Think of bacon turning crispy. When you fry or grill it for long enough, it will go as crunchy as a poppadum. Water is driven out, and fat soaks in, cooking the pork cells brittle. Blowtorching the skin is essentially doing the same thing as frying bacon. There is fat underneath which melts and cooks the skin, replacing the water which is driven out.
When moisture is trapped in or under the skin, fat can not usurp its place. Scoring the rind allows the moisture to escape and the fat to melt out and all over the skin, just like bacon in a frying pan. As sharp a blade as possible, even a scalpel is good. But don’t cut all the way down through the fat to the flesh, because this can allow juices to bubble out, ruining the meat and the crackling.
I have seen one well-known chef recommend pouring boiling water over the skin before oiling, salting, and cooking. This will not help. I imagine that the chef borrowed the step from traditional Peking duck preparation, where the skin is scalded first to tighten it and to remove any fat on the surface of the skin. This is important because the ducks are left to hang in a draughty window or doorway (Chinatown stylee) for a day to completely desiccate the skin, and residual oil would prevent the water leaving it. Chinese chefs take care not to pierce the skin so no fat can get through and spoil it. When Peking duck is done in authentic Beijing style, the skin is served first with pancakes – it is a fine delicacy. The rest of the duck meat is dished up in a subsequent course.
Anyway, the scalding is pretty much useless in the above chef’s recipe because the pork joint is not left to dry for any length of time, and oil is poured straight back on to the skin!
Salting- it seems like a good idea. Salting things dries them out, of course. Well, salting dries out food without having to cook it, more specifically. If the water is free to escape, then the heat from the cooking will be far more effective at drying the skin than salting. However, the mixture of excessive fat and salt is a combination you are genetically predisposed to adore. Great for your heart, too.
Heat is everything. If you keep the oven low you will not get crackling. If you turn it up very hot then you run the risk of drying your perfectly juicy pork (and there is no greater sin than dried-out pork, not even usury). Pork does not like to be cooked roughly. It makes sense to remove the rind, fat and skin, when the joint has finished cooking and put it back in a very hot oven You can even use the grill. Incidentally, I always wrap roasted meat in foil to rest. If you merely cover it, it will lose a lot more juice and juiciness. If grilling the crackling, take care not to let it burn, all can be lost in a matter of seconds (this nearly happened to me the other day).
Last but not least we come to the cut of meat itself.
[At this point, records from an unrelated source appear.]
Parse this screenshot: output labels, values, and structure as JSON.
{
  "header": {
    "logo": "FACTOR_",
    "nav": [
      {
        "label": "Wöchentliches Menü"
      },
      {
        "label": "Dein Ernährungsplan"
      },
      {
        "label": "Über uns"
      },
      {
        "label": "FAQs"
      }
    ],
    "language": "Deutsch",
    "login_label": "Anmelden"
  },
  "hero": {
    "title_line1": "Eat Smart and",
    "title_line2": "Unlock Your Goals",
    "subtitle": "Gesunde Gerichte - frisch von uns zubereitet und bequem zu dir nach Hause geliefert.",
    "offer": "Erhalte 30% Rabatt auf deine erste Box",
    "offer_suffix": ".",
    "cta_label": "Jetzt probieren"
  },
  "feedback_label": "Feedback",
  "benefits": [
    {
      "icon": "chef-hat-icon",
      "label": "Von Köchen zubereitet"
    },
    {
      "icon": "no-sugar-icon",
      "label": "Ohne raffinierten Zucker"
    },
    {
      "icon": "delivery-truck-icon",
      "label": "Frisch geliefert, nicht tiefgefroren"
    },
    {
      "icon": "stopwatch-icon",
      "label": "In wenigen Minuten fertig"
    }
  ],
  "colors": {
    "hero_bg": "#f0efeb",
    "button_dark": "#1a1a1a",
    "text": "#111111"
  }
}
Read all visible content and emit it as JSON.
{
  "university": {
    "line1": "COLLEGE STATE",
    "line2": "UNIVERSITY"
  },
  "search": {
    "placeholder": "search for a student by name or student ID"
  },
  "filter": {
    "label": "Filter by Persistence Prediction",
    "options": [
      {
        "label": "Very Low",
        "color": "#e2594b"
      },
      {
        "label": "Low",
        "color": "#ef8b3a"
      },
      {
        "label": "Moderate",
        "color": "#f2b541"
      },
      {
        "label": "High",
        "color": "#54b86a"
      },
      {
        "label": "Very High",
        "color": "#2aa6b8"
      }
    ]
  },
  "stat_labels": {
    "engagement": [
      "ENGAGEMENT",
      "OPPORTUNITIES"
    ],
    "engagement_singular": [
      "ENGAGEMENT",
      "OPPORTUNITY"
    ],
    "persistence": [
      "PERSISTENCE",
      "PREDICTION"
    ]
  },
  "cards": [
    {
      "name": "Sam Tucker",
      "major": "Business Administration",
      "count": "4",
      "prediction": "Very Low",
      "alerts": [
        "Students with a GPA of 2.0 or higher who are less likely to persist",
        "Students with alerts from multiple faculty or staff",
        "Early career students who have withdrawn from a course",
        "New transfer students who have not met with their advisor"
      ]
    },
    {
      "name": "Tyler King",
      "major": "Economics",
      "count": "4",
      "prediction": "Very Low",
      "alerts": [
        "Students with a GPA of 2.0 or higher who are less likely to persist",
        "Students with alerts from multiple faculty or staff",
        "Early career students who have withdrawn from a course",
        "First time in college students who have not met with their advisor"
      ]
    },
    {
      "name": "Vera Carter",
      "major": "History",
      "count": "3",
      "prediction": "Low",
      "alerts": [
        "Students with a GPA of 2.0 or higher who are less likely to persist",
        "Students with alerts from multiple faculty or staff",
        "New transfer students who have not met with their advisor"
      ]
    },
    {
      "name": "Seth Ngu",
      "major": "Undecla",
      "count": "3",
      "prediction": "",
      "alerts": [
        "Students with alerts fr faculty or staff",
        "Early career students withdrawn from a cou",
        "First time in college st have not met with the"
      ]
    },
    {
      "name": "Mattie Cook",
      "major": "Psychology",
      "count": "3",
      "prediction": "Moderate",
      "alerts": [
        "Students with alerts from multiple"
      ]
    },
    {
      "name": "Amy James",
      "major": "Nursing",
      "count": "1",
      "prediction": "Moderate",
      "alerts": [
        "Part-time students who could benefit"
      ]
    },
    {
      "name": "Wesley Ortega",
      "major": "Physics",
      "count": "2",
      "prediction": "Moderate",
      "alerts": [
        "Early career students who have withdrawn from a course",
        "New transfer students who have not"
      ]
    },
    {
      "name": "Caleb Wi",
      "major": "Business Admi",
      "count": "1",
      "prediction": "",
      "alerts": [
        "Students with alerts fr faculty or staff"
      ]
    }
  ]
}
A good layer of fat really helps get the crackling sizzling, and also show that the pig has been fed well. You should only use good quality, free-range pork. Factory-farmed pork always has a terrible, unwholesome reek to it, and sweats all sorts of weird muck. I found out from a farmer that this curdled grey crap is actually milk: there are government regulations governing how much water may be pumped into standard non free-range meat, so the factory technicians use milk as well, which has not been regulated yet.
So, if you want a vague recipe, score the skin shallowly (experiment with using a lot of scores) rub in some salt for flavouring. Use a high heat (above 220C) to crackle the pork, preferably off the joint after cooking. Oil may help to keep salt on, and make up for a lack of fat, but if there is enough blubber underneath the skin then that should do.
But the only way to get reliably good crackling is to experiment, trying to get a feel for the cooking process. Every oven and every piece of pork is different, and your method will have to adapt accordingly.
*Schwarzenegger says ‘advices’ so it must be right